Perform market research to save yourself a lot of time, money, and loads of serious aggravation.


December 19, 2012
by Andrew Shedden

The most dangerous words in manufacturing are, “Don’t worry, it’s a good idea and I know it will work.” These twelve words cost manufacturers millions of dollars every year. Sadly this has been the case since the first manufacturer and will still be the case a thousand years from now.

Manufacturers that are product-driven instead of being market-driven often pay a heavy price for willful blindness or trusting in intuition. Now I know there are visionary types who came up with wonderful products that took the marketplace by storm and were unqualified successes. I also know that they are the exception, not the rule.
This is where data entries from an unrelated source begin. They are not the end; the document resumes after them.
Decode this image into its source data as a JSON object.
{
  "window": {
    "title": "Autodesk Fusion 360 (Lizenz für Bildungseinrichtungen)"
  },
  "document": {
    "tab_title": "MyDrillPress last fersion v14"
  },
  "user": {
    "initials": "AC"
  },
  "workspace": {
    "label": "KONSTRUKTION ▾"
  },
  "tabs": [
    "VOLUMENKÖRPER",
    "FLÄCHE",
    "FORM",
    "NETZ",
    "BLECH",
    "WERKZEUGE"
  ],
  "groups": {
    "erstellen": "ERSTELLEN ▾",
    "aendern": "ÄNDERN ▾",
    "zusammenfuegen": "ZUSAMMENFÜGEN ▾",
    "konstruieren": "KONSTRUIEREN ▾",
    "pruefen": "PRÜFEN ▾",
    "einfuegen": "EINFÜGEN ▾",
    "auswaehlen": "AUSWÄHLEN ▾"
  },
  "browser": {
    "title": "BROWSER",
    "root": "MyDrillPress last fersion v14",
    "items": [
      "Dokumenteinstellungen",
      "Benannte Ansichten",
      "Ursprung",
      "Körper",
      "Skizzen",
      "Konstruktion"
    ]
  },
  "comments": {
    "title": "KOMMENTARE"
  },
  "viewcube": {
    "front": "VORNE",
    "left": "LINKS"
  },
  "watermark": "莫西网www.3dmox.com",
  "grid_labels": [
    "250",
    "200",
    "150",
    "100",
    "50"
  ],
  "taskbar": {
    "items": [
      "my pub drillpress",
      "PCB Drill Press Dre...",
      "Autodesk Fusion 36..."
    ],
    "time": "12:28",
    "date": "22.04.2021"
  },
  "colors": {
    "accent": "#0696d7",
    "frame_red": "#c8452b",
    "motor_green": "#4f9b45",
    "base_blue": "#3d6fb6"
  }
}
If you take the time to perform market research you will save yourself a lot of time, money, and loads of serious aggravation. Like your old high school English teacher used to say, “Do your homework.”

The first step is to determine what you are trying to discover with your research. Product features, benefits, configuration, pricing, options? How about: headlines, offers, or guarantees? All of these and more are possible. Ask the right questions and you will get the right answers.

The next step is to determine who you want to survey. Most everyone likes to be asked their opinion. From CEOs to the newest hires, simply target those from whom you want input. You will be amazed at how simple it is.

The next step is to survey them. This can be done with relative ease using online tools like Survey Monkey.

The last step is analyze and apply your findings. The key point is that once you have a reasonable number of responses (minimum of 40 but 100 is better) you have the answers you need to make the kind of decisions that will dramatically improve your marketing.

Andrew Shedden is an industrial marketing consultant who helps manufacturing CEOs easily obtain rapid, sustainable, profitable, and guaranteed growth. For free business growth resources visit his website at www.broadfieldconsulting.com.